Each belt conveyor section independently senses the presence of bags. Each only rolls when there is baggage on it.  After about six seconds of not sensing baggage a conveyor will stop, reducing wear and electrical consumption.
In the two-story, 467-position baggage storage area there is a feature that simplifies the BHS and saves space: instead of having a separate control box at each section of belt conveyor, each section is connected to the control room computer.  Technicians use bar code readers to scan each section and communicate with the computer via wi-fi, which in turn communicates with the sections of belt conveyor.
The BHS also includes a 1.24-mile (2km) static track manufactured by the Beckum, Germany-based Beumer Corporation.  Called a Destination Coded Vehicle (DCV) Autover system, it includes 105 DCVs (think amusement ride cars for baggage) for moving baggage – one piece per DCV.  The DCVs move baggage individually, automatically and independently to and from the storage area, to and from inspection areas and to the baggage delivery area chutes.
The static track has no moving parts, sensors or mechanical drives to break down, as the DVCs move using electric motor with traction wheels.  Each DCV has a built-in belt conveyor capable of accepting and delivering its load from either of its left or right sides.  The DCVs communicate with the BHS via wi-fi, in particular, to receive their travel orders.  They communicate with each other via wi-fi to maintain safe following distances and to make smooth entries into the traffic flow.
Said to be very low-maintenance, each DCV has an on-board self-diagnosis system and they deliver themselves on a scheduled or as-needed basis to the maintenance area.  Able to travel up to five metres per second, their speed varies according to whether the track is straight, curved or crosses a junction. Their passage along the static track is smooth and silent, except for clicking sounds.

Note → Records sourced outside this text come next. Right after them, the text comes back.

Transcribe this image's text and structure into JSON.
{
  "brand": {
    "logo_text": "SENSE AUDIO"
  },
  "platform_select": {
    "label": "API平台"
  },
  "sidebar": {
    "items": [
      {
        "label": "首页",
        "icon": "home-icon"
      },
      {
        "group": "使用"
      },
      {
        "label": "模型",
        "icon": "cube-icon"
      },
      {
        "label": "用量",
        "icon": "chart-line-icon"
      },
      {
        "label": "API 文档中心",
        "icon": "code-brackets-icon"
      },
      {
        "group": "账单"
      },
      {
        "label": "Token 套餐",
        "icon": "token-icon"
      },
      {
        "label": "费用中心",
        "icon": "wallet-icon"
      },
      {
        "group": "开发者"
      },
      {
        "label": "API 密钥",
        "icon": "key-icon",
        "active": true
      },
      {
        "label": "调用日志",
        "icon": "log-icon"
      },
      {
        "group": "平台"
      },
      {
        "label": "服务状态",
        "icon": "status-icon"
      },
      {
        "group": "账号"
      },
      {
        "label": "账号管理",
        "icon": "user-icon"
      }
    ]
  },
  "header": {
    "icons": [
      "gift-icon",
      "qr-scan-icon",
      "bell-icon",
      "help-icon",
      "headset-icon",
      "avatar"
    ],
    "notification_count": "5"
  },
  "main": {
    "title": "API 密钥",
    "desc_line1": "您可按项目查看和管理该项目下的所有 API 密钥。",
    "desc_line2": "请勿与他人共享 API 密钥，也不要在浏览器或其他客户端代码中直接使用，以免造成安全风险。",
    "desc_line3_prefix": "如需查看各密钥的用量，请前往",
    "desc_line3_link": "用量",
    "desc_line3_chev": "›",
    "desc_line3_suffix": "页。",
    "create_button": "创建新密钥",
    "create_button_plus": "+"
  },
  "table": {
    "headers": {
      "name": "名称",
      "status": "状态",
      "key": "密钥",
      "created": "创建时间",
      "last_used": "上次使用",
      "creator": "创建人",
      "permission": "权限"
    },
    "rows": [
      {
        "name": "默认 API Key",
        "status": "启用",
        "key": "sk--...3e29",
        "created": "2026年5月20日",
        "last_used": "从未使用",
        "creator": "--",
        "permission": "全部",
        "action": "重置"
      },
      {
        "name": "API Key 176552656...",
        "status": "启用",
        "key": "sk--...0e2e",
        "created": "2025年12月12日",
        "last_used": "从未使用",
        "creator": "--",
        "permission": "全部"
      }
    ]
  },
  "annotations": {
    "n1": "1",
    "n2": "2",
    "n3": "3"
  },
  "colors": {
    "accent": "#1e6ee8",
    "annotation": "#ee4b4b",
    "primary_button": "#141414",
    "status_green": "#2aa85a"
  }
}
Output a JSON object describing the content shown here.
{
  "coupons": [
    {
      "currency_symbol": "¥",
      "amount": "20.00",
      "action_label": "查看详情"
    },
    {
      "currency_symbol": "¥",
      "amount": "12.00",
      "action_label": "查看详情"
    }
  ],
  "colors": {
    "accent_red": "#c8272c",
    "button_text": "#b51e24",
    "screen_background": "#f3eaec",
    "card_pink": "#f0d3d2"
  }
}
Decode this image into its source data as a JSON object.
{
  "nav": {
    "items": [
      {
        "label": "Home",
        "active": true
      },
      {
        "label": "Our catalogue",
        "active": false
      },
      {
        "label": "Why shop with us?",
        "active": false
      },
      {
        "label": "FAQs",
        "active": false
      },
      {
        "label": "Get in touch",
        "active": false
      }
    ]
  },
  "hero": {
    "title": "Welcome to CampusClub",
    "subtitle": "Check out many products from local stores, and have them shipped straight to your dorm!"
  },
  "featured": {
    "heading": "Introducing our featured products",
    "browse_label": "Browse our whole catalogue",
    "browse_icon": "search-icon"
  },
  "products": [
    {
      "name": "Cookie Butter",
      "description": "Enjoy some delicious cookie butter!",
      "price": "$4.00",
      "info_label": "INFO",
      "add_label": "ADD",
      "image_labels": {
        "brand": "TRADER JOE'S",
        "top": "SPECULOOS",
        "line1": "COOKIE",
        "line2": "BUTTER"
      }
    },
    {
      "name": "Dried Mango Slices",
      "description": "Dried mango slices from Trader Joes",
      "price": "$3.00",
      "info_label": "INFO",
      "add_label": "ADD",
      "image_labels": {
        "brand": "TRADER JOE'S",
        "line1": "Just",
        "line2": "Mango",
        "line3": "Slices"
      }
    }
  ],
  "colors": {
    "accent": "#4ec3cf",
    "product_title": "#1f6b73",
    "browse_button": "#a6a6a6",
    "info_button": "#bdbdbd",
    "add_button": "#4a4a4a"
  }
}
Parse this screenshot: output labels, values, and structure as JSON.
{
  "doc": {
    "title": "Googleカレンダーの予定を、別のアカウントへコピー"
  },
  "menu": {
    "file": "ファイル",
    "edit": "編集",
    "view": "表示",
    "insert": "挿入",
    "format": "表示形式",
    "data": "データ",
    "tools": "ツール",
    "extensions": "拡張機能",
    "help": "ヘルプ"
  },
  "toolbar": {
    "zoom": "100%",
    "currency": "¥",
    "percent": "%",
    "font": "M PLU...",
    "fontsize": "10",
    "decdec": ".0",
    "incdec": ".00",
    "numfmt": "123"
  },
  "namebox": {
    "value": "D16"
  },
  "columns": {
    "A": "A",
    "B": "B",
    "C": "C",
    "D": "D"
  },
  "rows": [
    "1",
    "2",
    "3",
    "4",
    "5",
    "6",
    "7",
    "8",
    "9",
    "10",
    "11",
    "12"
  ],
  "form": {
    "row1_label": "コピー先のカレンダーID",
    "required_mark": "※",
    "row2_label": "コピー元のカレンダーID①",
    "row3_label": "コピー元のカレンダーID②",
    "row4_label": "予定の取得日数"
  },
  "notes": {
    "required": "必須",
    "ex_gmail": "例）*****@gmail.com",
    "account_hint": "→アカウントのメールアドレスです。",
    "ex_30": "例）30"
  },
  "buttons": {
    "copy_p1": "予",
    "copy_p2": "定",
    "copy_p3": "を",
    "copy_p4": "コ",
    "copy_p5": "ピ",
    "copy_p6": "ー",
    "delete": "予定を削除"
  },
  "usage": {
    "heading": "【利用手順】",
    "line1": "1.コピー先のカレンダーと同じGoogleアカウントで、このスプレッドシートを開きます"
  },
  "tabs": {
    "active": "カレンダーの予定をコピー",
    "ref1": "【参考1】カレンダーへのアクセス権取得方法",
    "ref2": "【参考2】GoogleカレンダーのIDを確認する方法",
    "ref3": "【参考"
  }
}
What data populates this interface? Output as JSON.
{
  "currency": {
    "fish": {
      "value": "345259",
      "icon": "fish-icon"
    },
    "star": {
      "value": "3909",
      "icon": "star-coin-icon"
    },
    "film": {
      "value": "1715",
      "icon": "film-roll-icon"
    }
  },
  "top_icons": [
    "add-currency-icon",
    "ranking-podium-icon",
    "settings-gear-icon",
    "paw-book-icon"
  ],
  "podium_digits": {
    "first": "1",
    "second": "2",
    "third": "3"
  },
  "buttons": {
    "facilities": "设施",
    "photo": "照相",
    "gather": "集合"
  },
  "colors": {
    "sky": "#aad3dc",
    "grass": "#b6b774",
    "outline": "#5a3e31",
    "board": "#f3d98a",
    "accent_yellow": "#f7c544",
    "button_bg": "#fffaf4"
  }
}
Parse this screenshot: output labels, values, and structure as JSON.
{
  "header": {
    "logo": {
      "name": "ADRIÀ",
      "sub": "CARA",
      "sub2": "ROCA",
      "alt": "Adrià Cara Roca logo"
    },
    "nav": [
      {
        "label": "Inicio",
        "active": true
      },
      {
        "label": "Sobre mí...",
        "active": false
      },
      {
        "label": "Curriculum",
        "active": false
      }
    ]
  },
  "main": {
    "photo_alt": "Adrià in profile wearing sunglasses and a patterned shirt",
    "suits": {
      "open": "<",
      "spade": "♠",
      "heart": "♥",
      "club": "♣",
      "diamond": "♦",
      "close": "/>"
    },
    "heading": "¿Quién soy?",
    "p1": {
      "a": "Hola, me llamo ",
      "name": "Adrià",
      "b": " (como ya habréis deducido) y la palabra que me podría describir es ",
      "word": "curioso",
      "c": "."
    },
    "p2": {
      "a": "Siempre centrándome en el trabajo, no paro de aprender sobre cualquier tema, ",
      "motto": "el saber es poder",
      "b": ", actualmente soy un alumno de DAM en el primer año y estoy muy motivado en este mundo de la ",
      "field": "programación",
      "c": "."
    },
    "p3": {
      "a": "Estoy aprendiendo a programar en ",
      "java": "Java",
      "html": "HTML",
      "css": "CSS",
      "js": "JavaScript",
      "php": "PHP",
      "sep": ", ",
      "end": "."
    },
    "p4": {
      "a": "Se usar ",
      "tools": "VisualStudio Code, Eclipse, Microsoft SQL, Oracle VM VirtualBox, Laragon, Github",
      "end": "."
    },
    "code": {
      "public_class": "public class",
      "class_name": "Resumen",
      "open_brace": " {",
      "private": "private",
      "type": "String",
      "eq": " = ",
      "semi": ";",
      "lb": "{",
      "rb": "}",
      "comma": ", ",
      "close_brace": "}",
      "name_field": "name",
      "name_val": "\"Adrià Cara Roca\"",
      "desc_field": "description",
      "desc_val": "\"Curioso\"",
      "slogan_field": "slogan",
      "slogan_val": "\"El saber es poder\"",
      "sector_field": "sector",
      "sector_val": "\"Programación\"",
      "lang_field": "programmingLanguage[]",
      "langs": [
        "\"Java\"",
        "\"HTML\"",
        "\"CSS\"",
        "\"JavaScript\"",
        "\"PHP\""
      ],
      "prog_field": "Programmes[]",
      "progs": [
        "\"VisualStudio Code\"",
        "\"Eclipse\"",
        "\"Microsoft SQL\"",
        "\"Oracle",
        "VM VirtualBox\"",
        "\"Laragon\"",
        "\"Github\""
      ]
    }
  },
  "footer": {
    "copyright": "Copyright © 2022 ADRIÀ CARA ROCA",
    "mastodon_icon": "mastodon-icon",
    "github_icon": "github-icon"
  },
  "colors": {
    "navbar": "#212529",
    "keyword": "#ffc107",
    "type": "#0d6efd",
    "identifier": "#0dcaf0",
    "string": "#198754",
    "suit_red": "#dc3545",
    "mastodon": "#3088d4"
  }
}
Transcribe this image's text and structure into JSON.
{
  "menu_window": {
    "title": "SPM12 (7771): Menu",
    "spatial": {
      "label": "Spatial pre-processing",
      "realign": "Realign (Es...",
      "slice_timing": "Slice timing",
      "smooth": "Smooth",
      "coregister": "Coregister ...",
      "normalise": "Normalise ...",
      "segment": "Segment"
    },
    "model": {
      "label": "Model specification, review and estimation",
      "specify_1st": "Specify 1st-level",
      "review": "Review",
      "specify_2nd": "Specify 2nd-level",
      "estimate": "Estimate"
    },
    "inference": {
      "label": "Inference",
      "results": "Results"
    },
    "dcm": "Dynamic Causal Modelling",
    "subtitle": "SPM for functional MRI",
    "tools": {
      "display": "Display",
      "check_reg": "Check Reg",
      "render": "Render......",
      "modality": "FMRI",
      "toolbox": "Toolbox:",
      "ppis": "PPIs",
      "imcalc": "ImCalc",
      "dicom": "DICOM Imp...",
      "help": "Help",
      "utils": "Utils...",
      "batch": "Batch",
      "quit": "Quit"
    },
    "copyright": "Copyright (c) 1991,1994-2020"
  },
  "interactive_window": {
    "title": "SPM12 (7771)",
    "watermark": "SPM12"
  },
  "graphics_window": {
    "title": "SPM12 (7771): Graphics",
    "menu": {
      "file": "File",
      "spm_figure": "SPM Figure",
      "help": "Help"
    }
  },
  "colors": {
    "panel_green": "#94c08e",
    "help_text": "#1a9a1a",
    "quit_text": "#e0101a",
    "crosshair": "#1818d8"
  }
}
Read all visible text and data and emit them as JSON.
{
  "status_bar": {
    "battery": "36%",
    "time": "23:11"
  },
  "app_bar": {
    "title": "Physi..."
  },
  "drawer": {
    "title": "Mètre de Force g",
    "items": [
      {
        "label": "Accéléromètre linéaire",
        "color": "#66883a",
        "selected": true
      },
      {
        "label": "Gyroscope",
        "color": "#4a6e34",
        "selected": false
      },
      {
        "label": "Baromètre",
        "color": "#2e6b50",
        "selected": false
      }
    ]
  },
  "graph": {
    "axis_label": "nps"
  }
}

Each baggage storage position has its own little conveyor belt to transfer bags to and from the DCVs.  Rows of 14 storage positions are arranged back-to-back so that DCVs passing between them can deliver bags left or right.  This ‘parallel circuit’ layout allows DCVs to retrieve and deliver bags to secondary CBP2 or the chutes in seconds.